The agency has not named the subcontractor company whose network was hacked.
However, reports show that a Tennessee-based company, called Perceptics, has been linked as the sole provider of license plate readers and is the company that was compromised, as reported by The Associated Press.
The data breach affected less than 100,000 people according to a congressional staffer at the company. It is unclear how many U.S. citizens and foreigners have been impacted by the breach. It is possible that Canadians might have been affected.
A spokesperson from the Canadian Border Services Agency has confirmed to MobileSyrup that it is aware of the cyberattack, and that “the CBSA has held various contracts with Perceptics.”
“We are currently reviewing and assessing what impacts, if any, this breach has on our operations and Canadians. While the CBSA awaits the completion of the forensic investigation, our information at this time is that this incident does not pose systems or security vulnerabilities,” the spokesperson wrote.

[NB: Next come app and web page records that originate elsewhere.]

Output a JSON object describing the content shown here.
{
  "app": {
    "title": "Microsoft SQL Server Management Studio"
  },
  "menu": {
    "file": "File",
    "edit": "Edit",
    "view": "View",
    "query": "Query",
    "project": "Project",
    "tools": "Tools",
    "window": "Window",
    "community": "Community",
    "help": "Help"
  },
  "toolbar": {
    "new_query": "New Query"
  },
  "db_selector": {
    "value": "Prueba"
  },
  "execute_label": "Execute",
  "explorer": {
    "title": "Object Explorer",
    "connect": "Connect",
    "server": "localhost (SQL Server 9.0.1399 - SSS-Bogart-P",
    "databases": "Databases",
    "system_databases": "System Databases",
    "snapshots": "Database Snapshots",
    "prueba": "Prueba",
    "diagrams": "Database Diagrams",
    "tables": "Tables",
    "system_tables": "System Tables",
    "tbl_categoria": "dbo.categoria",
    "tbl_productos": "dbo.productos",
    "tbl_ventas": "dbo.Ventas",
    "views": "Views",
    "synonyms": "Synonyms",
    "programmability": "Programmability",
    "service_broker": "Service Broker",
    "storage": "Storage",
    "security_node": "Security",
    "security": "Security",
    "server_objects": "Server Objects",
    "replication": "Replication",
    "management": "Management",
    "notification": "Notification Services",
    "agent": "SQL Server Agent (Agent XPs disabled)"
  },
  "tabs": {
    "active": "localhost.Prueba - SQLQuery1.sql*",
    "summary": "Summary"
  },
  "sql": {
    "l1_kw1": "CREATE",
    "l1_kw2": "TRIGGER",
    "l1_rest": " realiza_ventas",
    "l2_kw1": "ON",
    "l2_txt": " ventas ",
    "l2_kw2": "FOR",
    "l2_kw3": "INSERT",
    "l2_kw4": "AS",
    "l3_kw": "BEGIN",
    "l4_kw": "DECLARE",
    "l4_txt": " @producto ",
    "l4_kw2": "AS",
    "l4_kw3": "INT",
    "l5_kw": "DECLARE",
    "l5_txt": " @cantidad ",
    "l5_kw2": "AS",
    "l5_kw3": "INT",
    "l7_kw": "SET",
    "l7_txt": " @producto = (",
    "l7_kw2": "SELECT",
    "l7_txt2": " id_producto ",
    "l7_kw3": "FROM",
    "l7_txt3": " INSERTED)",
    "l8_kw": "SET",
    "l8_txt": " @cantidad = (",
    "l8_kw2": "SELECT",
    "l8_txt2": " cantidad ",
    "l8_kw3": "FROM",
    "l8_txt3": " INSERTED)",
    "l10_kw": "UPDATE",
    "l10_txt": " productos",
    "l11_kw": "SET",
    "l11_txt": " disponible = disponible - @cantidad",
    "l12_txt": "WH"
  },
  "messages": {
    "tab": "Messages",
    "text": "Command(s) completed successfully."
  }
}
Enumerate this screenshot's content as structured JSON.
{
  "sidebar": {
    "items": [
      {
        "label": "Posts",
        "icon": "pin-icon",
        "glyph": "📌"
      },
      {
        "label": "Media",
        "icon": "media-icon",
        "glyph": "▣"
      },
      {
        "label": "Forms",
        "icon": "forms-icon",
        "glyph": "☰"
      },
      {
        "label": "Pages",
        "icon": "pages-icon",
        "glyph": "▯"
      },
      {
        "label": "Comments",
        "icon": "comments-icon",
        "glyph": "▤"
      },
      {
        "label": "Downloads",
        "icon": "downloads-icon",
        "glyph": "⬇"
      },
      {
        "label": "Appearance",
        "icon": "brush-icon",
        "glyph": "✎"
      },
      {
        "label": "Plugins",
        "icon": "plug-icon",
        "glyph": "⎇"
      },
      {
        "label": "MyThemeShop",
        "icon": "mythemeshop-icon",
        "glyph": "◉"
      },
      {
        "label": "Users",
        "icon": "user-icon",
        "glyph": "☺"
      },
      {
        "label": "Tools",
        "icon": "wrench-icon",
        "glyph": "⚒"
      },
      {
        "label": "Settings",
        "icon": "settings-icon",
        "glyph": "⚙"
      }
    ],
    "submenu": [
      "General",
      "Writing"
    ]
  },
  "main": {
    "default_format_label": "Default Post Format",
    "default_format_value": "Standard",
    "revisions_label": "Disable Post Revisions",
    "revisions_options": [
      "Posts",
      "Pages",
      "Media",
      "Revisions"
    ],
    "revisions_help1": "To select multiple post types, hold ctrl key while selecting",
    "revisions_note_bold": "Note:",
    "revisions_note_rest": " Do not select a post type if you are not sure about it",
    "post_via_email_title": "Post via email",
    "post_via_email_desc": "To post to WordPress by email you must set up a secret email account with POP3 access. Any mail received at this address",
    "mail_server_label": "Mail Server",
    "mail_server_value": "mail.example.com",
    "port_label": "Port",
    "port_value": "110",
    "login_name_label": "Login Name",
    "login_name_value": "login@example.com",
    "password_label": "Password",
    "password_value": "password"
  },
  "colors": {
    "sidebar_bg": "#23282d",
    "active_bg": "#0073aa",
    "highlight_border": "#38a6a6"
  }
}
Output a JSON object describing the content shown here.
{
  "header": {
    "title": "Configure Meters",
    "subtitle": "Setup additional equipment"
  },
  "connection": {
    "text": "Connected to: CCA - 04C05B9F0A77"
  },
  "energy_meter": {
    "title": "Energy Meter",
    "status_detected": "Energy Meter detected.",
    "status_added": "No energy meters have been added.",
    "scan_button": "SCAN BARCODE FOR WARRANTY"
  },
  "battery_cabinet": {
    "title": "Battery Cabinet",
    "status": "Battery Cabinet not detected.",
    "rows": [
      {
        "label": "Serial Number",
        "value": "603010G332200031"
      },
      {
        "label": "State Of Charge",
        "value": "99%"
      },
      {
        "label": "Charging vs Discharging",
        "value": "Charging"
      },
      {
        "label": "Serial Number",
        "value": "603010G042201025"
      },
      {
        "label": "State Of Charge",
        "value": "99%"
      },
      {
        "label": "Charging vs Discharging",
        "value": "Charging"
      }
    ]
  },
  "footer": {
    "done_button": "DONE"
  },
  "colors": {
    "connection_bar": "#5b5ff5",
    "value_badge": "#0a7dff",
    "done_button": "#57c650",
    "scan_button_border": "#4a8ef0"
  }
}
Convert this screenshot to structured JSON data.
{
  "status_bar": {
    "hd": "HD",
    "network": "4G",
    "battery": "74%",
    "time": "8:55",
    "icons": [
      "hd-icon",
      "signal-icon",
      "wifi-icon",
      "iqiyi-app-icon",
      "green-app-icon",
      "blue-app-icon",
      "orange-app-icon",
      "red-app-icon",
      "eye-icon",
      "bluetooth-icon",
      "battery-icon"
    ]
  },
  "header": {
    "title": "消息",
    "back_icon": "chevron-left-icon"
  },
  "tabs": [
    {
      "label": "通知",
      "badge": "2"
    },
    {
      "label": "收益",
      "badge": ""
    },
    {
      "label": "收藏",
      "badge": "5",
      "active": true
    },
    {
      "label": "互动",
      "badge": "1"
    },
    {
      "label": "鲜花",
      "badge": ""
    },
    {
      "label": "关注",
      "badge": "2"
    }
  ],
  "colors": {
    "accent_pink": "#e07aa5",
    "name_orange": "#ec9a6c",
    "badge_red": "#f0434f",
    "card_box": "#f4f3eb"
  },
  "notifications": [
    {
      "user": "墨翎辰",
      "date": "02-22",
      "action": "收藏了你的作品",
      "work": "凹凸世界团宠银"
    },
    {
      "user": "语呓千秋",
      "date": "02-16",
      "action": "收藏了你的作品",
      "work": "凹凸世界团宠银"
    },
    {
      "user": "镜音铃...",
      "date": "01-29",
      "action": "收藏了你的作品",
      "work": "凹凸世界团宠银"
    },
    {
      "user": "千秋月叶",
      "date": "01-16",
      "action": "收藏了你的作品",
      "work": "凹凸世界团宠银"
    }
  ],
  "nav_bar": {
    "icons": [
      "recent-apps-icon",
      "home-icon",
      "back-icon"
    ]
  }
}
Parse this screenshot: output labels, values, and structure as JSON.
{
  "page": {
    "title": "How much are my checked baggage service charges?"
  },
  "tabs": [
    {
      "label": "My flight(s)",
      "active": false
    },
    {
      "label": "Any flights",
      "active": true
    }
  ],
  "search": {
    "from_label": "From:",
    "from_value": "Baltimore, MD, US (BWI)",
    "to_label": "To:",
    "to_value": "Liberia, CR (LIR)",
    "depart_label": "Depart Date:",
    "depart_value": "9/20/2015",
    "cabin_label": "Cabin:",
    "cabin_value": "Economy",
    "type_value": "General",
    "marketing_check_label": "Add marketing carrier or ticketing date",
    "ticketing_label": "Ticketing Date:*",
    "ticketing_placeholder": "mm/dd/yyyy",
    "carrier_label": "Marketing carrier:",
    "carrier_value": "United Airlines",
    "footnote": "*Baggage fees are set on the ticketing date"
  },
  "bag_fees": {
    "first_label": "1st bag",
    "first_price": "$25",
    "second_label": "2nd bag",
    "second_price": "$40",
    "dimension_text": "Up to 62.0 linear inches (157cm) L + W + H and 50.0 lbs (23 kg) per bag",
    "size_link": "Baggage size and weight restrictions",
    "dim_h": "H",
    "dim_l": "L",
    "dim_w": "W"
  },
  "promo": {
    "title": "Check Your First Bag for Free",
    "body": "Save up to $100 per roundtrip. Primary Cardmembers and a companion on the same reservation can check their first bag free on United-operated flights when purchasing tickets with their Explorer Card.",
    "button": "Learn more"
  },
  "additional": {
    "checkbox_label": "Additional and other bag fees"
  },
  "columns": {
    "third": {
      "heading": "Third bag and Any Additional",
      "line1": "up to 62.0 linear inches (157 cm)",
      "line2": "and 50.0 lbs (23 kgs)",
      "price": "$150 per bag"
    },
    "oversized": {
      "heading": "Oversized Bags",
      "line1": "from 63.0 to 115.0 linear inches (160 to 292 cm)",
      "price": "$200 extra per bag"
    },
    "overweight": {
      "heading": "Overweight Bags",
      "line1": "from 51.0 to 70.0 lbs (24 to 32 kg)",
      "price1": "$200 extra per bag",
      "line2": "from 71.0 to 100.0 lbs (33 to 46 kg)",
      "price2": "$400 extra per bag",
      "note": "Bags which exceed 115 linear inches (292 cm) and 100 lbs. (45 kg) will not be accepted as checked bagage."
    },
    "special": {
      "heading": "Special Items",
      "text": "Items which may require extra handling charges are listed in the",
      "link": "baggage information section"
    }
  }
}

The U.S. Customs and Border Protection agency has confirmed that none of the leaked data was available on the internet or the ‘Dark Web.’
“Initial information indicates that the subcontractor violated mandatory security and privacy protocols outlined in their contract,” the Customs and Border Protection agency said in a statement.
The agency first became aware of the breach on May 31st. The subcontractor violated government policies by transferring copies of the images to its company network. This was done without the agency’s authorization.
The American Civil Liberties Union has expressed concern regarding the breach and noted recent privacy concerns around the Custom and Border Patrol’s usage of facial recognition.
“This breach comes just as CBP seeks to expand its massive face recognition apparatus and collection of sensitive information from travellers, including licence plate information and social media identifiers,” said Neema Singh Guliani, the senior legislative counsel at the ACLU, in a statement.
Image credit: Twitter
Source: The Associated Press
Update 12/06/19: The article was updated with a statement from the Canadian Border Services Agency.